I was informed 3 months in advance about the event and got invited as a dear friend. Then 2 weeks before this big event, i received the invitation in glossy print with our names as sponsors, names familiar in political circles including officials from the Bureau of Customs and the Department of Public Works and Highways, a lawyer, a Congressman, a Police Superintendent, and myself a sinful blogger. On the event day, the pastiche of perfume, alluring to ones smell, filled first the aisle then onto the baptistery from men and women in coats and ties, Barong Tagalog and glittery bling-bling. It was not Baptism Day because we can afford to pay the special price. Besides, Baptism Days can get too crowdy for our privacy, simply a mishmash of the B and C and D classes of people for a baptismal festival. We want our souvenir photos, the pouring of water or the annointing with oil uninterrupted and unhurried by the celebrant. Soloing the Cathedral makes this social celebration plus sacrament more solemn in our opinion. A group photo at the altar afterwards, never mind the responsibilities as godparents, brings the event to its jovial element. These were all playing in our imagination in different frequencies as we await the celebrant to emerge from the sacristy. We, the less ideal, horde of sacrament recipients.

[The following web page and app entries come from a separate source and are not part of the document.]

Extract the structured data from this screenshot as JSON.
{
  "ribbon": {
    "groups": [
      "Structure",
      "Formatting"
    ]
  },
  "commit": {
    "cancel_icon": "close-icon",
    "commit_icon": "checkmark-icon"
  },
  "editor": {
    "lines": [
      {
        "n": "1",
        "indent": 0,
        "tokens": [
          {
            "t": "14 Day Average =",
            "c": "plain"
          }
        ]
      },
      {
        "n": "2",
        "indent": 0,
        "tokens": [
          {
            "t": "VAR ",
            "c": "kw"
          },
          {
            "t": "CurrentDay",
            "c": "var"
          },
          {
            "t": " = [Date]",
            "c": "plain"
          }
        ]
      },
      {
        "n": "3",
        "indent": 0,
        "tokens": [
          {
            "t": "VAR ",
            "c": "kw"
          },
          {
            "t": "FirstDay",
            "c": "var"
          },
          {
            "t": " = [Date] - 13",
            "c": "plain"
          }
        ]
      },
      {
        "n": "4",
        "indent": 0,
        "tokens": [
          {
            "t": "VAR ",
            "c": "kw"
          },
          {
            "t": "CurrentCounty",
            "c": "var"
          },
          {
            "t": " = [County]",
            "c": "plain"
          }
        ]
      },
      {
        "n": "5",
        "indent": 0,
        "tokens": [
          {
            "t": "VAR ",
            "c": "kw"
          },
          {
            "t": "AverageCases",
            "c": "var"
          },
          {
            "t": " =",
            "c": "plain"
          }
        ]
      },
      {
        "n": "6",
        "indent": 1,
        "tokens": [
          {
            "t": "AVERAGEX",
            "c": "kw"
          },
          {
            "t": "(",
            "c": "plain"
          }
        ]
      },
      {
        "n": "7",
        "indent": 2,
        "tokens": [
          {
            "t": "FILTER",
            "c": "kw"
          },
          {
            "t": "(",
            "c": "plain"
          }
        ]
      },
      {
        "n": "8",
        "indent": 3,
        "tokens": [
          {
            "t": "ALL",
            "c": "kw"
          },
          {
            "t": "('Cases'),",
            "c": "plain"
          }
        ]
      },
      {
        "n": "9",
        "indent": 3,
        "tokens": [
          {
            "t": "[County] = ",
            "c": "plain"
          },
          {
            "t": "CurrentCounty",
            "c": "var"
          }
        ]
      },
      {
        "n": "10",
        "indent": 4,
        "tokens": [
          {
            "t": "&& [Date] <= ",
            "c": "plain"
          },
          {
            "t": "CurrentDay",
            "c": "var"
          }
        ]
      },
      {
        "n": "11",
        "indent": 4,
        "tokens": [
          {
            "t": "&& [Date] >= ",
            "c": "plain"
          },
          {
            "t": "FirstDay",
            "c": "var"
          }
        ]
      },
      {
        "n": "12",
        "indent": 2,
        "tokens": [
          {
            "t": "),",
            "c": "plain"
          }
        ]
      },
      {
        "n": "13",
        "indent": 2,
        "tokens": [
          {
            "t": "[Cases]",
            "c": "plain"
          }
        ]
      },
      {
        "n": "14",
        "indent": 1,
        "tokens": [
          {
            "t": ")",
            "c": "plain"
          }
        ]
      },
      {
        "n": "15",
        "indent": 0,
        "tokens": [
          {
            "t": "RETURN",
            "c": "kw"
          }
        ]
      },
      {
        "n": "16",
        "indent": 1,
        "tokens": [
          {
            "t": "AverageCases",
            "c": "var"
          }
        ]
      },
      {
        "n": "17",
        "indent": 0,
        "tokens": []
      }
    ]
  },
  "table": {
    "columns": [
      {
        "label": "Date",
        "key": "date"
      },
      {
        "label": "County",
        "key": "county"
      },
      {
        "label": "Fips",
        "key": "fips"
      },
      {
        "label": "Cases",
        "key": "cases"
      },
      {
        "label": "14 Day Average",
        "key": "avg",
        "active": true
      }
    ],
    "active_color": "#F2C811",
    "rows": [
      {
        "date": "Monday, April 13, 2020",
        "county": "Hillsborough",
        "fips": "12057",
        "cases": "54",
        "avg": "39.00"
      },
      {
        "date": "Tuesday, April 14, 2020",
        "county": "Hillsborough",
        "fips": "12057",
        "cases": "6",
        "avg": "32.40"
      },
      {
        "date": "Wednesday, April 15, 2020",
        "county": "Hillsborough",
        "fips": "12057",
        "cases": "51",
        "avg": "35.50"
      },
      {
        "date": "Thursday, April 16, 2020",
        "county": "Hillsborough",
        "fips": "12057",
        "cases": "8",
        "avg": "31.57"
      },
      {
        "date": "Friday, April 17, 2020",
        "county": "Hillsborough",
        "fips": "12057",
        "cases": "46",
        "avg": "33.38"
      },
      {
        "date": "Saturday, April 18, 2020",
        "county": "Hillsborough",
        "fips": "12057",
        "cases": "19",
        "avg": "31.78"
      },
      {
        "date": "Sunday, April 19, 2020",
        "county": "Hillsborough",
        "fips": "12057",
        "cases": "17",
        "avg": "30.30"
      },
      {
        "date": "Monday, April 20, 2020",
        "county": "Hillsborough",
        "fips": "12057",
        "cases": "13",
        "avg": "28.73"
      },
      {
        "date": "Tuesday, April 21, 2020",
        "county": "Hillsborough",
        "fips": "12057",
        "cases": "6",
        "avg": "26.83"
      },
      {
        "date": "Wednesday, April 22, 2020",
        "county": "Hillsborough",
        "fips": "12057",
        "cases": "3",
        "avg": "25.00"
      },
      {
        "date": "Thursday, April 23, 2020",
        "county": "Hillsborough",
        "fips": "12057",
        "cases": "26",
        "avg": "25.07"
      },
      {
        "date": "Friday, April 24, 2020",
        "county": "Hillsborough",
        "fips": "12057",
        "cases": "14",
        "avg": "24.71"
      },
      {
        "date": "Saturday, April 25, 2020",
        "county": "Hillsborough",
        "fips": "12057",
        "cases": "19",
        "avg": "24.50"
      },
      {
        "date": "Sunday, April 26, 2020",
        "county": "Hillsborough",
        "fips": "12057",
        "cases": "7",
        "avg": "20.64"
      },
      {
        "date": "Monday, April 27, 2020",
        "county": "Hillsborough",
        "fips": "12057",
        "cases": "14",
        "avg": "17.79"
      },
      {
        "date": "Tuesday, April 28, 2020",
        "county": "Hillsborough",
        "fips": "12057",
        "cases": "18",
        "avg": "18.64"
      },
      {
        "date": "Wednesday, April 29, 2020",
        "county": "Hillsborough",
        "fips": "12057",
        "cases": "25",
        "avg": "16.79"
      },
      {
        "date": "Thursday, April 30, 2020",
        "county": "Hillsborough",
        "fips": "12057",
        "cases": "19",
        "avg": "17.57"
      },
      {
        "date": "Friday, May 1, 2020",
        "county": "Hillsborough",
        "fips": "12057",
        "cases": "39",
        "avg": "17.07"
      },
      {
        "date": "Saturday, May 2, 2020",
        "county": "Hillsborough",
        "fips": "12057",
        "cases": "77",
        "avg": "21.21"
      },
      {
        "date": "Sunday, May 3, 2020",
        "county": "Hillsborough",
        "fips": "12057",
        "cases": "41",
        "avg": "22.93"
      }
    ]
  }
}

Here comes the priest, ambling towards the pews where we are all docked on. Then he begins, composed as a trial lawyer:

“You brood of vipers, miscreant beings who leech on the coffers of the people, rogues in officials’ robes, you who come here for social networking and fear that if this baby doesn’t get baptized, he would be cast into eternal damnation. You, you…”

Typical of our prideful, achieving and overeducated generation, we grudgingly stayed throughout the tirade, our nerves frothed with anger to hold back or cannon our own tongue-lashing charges. But this was not our turf, and instead, almost in unison, we whispered: “Never with this wicked bastard again, nor in this lousy cathedral.” We mindlessly made the sign of the cross.

My apology peeps. The story and event above is only imaginary to emphasize some points for this 3rd Sunday of Advent, points actually from our tongue-lashing hero par excellence – John the Baptist:

“So he began saying to the crowds who were going out to be baptized by him, “You brood of vipers, who warned you to flee from the wrath to come?”

Not easy to hear at all, especially for an Asian race and sensibility whose softest core is being shamed in public. But the Gospel this Sunday has a very interesting, if not shocking, opening sentence:

“And the crowds were questioning him, saying, “Then what shall we do?”

I hear more than curiosity over practical strategies to conversion. I imagine depth after depth where arrogance and self-exultation are emptied out, replaced by open spirits and spaces. It is called teachability – the openness to be taught of certain things, to learn from those who treaded the self-emptying desert way like John. Am i teachable enough especially in the things of God? Are you?

This 3rd Sunday of Advent, i will light 3 candles along teachability: one for that part of me covered by hubris and remains un-teachable; the second, in gratitude for past spiritual teachers; and the third, for present spiritual guides and those God will still surprisingly send me along the way. It’s my way of making sense John’s fiery, baptismal tongue.


Photo credit: marc50